Node ORM for typescript: some thoughts and examples with Sequelize-Typescript

As many .NET developers transitioning to the world of Node, I started looking for an ORM. After some research, I found sequelize which seems widely adopted by the community.

I’m using typescript, and I quickly found the way to define the model with sequelize a bit too verbose, and especially a duplication of the typescript class.

That’s when I discovered sequelize-typescrip, which provides this bridge, and leverages typescript’s typings, so mapping can be transparent if so we wish. All it takes is to extend a base Model class, and some annotations.

My first approach with sequelize-typescript was basically taking an existing model – a quite complex one, with relationships, validation and especially logic that ran inside the constructor.
The result was as expected, a failure: lots of exceptions that made no sense, with error messages that lead nowhere. So I took at step back to be able to take 2 forward, and started with a blank model, and slowly added all the bells and whistles.

Here are a few lessons I learned:

If you are going to use sequelize-typescript forget custom constructors
I had some properties being passed as parameters in the constructor, but sequelize-typescript requires a specific signature (see below), so that when reading from a database, all properties are able to be mapped back to the object. A custom constructor different from the interface below will result in all columns/properties being undefined after a Entity.findOne or Entity.findAll.

 constructor(values?: any, options?: any) {
        super(values, options);
        //your constructor logic here...
 }

All sequelize calls are awaitable (promises)
You can opt for the promise syntax (then, catch), but the nesting of code blocks can quickly get out of hand, or you can use the async/await notation, and your code becomes much cleaner. Especially when you need to chain several operations.

Only database entities can exist in the models folder
Any entity in the models folder configured in sequelize-typescript are expected to have annotations for the mapping to exist. If one of the entities does not live in the DB (example, helper models), place them somewhere else, otherwise sequelize-typescript will complain.

To sum it all, here’s a small repo with a 2 related entities, and some ad-hoc tests: https://github.com/CarlosRodrigues/Sequelize-typescript-example

Cheers!

Leave a Reply

Your email address will not be published. Required fields are marked *

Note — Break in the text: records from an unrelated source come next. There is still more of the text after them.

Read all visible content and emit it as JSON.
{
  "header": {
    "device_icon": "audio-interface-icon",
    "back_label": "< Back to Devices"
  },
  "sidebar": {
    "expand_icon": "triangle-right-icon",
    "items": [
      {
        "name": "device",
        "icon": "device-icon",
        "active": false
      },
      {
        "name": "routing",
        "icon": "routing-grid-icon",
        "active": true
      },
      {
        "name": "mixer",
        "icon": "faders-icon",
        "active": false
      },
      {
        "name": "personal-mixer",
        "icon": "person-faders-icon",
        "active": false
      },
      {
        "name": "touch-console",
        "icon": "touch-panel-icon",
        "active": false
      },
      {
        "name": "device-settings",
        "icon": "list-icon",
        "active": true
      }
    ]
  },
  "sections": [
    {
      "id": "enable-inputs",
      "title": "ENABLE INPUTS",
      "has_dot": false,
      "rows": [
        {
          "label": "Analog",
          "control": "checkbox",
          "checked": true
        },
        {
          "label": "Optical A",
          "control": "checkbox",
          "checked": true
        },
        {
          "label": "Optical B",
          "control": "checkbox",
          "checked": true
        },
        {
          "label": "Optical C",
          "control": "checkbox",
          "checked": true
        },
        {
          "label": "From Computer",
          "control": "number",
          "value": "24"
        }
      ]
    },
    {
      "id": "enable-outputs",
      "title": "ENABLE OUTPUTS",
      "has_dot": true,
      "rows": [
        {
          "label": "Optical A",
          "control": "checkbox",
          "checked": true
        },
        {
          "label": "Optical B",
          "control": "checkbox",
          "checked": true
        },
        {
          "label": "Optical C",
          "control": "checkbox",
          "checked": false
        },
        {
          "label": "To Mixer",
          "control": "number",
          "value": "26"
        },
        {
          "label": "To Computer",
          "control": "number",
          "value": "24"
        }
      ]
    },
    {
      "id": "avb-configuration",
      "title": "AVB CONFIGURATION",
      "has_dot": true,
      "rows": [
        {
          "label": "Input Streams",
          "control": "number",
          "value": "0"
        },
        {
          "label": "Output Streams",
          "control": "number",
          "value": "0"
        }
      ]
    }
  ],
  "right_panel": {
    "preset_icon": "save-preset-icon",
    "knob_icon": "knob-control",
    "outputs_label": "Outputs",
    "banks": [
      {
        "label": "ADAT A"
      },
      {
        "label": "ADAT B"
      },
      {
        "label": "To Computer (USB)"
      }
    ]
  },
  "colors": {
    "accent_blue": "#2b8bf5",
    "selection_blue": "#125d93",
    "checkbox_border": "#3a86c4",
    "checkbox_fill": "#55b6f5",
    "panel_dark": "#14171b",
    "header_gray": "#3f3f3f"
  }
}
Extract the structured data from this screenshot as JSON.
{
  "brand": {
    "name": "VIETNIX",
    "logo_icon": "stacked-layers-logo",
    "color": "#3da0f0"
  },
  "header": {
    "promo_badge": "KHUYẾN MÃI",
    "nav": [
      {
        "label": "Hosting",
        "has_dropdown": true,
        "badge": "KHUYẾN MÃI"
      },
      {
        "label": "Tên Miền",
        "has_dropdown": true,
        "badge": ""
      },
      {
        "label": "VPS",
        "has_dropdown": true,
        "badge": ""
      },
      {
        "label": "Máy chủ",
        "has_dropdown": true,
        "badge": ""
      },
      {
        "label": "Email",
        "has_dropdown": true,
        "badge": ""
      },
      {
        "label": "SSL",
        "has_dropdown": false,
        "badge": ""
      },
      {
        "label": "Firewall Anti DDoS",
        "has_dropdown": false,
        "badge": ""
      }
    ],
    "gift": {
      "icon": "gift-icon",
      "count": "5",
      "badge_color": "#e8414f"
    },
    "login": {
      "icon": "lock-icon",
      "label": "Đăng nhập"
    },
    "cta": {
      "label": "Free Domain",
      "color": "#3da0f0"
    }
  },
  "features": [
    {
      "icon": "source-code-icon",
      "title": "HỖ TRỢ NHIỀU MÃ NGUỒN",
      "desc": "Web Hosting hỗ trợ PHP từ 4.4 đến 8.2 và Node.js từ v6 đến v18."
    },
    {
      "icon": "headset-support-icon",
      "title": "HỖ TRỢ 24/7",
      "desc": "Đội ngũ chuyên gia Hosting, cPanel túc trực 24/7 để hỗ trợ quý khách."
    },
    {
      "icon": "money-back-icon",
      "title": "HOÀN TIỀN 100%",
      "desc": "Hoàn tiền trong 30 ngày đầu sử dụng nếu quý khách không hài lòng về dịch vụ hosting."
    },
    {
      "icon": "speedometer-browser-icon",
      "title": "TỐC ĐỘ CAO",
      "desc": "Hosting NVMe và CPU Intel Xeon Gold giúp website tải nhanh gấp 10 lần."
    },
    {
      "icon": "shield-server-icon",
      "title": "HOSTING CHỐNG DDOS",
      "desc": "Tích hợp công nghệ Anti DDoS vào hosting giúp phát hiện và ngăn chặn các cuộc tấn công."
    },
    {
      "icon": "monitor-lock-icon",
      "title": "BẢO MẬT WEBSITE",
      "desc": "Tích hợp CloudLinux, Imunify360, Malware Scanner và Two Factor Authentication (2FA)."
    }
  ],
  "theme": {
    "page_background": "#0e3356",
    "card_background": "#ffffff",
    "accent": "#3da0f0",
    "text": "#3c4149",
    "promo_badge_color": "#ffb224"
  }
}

CAPTCHA Image

*

You may use these HTML tags and attributes: <a href="" title=""> <abbr title=""> <acronym title=""> <b> <blockquote cite=""> <cite> <code> <del datetime=""> <em> <i> <q cite=""> <strike> <strong>